Dataset extract:
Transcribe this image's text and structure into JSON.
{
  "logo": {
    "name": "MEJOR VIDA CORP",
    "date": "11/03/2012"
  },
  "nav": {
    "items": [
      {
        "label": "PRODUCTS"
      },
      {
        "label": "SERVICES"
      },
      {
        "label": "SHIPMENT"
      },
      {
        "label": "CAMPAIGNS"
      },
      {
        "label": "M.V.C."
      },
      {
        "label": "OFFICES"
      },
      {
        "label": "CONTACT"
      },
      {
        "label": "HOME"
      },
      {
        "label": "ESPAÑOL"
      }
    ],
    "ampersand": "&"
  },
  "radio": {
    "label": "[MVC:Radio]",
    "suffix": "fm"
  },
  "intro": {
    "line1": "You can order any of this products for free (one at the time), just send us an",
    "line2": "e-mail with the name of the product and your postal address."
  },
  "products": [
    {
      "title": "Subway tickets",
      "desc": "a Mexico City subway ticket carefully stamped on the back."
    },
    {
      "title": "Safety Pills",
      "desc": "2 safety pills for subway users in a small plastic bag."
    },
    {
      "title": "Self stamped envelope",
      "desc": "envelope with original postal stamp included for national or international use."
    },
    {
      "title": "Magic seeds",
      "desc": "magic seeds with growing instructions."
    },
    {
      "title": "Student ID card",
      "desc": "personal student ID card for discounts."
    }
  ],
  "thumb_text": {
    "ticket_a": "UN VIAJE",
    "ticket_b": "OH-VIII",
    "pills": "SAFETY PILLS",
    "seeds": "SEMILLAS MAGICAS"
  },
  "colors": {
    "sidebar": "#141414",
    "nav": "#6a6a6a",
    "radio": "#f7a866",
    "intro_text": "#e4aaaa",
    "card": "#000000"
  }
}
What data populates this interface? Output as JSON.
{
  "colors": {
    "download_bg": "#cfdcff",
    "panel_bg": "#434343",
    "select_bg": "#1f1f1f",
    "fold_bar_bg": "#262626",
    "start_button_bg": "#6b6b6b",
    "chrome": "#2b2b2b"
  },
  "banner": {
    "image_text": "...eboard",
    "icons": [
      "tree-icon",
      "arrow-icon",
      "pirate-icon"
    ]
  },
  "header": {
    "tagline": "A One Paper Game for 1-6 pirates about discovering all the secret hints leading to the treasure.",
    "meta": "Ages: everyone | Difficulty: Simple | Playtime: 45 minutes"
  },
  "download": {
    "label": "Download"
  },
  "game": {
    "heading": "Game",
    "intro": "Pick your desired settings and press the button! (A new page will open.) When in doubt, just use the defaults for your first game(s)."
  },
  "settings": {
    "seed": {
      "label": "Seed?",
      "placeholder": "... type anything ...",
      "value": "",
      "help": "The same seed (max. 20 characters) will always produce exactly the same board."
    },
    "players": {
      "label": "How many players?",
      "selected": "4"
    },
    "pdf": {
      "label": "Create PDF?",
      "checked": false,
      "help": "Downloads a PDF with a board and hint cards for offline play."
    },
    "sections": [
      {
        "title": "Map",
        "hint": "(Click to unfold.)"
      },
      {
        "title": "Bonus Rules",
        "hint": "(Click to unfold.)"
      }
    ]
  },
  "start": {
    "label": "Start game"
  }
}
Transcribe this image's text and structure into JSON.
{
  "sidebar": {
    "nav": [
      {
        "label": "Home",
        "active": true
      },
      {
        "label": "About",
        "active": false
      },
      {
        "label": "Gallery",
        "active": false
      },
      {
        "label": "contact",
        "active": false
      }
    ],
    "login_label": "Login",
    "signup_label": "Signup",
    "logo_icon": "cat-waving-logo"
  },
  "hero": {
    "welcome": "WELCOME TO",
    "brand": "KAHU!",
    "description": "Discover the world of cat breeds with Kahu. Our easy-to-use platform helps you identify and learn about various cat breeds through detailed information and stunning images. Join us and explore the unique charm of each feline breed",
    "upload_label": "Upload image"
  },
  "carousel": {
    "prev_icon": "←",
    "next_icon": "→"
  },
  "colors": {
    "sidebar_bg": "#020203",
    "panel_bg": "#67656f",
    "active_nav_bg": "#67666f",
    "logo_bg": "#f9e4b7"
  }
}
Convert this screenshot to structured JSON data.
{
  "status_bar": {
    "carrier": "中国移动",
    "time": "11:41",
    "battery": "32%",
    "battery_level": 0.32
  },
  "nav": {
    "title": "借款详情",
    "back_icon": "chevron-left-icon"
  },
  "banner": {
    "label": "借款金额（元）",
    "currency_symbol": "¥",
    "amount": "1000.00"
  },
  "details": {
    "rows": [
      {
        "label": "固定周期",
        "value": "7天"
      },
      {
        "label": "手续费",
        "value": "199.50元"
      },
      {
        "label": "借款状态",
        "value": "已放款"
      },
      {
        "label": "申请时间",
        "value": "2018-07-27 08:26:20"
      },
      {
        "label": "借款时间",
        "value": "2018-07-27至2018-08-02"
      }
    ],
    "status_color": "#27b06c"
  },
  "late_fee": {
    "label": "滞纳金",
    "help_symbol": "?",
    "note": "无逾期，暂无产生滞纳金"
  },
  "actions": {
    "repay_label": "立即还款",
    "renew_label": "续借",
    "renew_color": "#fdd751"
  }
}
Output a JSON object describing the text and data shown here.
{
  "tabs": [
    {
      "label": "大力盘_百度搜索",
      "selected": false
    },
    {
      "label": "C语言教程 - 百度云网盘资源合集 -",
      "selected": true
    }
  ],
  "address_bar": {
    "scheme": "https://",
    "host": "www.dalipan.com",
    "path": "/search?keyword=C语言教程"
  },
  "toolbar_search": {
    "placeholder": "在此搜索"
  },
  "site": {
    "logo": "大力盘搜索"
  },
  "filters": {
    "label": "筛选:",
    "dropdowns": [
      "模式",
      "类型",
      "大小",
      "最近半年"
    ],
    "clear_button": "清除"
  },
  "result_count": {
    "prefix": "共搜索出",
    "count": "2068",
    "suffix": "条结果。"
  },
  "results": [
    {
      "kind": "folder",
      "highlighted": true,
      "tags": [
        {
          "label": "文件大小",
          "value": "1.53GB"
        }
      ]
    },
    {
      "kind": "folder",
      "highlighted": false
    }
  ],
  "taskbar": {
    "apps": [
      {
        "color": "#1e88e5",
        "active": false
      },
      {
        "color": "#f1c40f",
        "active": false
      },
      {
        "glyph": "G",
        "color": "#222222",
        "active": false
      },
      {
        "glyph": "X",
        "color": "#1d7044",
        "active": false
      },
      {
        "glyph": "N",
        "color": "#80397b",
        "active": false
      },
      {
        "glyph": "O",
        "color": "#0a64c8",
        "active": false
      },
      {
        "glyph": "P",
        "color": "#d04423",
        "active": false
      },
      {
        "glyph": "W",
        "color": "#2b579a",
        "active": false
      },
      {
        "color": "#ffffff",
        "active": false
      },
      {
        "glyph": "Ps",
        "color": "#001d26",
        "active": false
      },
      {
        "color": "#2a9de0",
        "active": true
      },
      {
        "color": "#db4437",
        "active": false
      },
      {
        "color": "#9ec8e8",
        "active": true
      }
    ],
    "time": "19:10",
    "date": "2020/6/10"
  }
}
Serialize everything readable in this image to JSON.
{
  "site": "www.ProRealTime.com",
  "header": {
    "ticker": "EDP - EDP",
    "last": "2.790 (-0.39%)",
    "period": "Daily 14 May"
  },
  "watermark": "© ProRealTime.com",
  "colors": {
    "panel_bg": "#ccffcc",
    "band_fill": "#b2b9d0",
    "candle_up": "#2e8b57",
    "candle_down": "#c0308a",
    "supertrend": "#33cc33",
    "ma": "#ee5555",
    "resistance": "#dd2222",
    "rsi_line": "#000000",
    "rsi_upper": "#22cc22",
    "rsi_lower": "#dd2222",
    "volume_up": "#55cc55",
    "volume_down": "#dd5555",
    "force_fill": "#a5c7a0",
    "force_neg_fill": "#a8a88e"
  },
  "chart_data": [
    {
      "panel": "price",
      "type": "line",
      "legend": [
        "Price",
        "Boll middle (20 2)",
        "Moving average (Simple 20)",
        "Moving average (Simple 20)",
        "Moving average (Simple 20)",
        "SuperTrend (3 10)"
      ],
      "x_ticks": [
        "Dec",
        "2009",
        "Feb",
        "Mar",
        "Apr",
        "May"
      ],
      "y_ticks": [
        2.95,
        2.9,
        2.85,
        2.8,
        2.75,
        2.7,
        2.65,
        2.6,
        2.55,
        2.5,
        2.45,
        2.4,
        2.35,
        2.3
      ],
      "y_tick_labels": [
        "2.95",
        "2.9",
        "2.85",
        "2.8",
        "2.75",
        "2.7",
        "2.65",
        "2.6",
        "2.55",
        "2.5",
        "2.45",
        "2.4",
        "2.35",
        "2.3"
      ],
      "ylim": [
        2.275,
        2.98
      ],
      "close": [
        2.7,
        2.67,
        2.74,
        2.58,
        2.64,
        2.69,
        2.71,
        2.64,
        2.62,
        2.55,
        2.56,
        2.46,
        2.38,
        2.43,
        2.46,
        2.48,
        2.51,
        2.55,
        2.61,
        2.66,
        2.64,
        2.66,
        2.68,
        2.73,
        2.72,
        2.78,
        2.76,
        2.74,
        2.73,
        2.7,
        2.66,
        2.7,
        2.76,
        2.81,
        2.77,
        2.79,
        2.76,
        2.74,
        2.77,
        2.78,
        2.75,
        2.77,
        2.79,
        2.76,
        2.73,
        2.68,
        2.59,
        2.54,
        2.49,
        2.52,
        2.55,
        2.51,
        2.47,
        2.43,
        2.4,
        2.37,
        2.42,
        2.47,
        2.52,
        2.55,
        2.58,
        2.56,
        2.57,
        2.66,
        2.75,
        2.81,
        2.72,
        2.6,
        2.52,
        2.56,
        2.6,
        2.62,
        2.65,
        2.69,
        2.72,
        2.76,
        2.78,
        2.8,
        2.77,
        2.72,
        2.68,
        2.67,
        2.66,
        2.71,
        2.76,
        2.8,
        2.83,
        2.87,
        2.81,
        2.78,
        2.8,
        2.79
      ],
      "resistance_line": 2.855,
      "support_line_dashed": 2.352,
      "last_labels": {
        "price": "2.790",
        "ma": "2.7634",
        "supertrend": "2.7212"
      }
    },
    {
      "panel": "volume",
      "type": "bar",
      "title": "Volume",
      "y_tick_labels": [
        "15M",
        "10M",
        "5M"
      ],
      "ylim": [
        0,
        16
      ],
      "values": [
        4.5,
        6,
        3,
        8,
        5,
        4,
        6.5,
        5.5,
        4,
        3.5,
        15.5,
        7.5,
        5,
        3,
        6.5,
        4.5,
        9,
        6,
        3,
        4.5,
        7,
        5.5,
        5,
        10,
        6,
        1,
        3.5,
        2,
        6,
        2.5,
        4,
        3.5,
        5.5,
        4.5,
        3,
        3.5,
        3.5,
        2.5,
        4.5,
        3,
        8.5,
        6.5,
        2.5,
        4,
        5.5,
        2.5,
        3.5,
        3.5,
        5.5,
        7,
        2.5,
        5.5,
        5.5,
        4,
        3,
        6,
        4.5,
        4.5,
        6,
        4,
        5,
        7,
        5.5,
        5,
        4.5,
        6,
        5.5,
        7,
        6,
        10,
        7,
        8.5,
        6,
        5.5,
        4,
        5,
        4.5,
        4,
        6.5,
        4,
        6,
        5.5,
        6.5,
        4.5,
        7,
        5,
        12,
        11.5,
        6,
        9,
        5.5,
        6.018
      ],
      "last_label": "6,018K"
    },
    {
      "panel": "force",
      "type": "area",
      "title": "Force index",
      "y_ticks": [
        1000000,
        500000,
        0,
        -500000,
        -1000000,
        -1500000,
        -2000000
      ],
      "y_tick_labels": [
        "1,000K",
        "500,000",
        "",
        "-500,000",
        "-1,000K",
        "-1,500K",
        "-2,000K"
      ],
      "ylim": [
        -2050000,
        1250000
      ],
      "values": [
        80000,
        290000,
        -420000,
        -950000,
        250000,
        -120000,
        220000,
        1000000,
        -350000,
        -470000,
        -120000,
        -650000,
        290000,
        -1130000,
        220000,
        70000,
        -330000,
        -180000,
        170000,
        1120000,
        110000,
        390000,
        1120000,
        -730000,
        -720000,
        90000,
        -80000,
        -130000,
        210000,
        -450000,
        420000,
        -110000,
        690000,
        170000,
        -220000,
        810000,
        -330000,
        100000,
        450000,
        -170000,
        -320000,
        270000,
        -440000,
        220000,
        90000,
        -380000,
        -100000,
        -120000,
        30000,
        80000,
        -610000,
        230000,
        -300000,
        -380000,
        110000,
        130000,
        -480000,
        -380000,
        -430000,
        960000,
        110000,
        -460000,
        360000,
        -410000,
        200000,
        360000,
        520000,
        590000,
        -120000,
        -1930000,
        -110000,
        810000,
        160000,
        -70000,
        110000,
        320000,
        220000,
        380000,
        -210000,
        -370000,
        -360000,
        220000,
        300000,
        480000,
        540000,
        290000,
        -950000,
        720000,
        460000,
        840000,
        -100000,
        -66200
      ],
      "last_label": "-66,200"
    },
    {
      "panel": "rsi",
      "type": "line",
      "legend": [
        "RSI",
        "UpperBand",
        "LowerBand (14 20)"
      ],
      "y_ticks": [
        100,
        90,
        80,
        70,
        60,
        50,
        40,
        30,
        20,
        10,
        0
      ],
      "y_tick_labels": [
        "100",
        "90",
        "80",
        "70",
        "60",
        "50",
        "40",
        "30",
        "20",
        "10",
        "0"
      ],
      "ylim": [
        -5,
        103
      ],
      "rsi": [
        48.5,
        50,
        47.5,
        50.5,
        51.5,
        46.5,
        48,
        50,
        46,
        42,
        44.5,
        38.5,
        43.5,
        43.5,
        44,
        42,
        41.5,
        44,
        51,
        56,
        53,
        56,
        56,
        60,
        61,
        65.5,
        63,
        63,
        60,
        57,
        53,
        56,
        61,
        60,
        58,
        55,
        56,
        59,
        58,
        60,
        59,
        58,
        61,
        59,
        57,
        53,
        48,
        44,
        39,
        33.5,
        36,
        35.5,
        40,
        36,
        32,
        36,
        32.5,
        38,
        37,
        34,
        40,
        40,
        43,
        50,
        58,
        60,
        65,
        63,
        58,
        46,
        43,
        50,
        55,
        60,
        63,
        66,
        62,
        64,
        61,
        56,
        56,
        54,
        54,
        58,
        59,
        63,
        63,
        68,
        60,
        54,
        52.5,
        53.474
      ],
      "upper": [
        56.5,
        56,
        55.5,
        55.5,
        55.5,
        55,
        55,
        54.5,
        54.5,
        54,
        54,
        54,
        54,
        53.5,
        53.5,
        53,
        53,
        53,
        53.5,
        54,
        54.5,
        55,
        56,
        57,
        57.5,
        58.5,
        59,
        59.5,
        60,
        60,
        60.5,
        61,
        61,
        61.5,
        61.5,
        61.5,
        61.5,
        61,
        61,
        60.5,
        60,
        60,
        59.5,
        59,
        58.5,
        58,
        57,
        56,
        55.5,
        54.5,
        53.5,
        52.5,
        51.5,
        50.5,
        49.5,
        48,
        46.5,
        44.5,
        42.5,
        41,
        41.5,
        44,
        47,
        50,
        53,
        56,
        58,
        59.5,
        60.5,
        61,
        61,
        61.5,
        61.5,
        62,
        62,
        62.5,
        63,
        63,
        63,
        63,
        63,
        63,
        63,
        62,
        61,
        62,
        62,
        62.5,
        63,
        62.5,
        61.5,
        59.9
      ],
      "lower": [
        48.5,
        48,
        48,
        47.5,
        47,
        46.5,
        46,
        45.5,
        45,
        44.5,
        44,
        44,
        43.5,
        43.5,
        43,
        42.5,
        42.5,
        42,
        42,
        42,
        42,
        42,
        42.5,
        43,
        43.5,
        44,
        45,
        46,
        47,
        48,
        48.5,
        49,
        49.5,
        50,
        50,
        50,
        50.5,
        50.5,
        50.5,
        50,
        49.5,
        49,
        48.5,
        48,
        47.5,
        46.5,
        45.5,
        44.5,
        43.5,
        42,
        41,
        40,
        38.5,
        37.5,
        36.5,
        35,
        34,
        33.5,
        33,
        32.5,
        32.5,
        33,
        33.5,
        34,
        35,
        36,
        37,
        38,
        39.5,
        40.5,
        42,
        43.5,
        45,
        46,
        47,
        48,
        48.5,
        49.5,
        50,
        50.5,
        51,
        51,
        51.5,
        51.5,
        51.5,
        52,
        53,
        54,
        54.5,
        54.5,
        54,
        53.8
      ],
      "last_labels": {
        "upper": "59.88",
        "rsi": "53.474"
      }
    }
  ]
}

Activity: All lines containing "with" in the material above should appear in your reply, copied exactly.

Task output:
    "line2": "e-mail with the name of the product and your postal address."
      "desc": "envelope with original postal stamp included for national or international use."
      "desc": "magic seeds with growing instructions."
      "help": "Downloads a PDF with a board and hint cards for offline play."
    "description": "Discover the world of cat breeds with Kahu. Our easy-to-use platform helps you identify and learn about various cat breeds through detailed information and stunning images. Join us and explore the unique charm of each feline breed",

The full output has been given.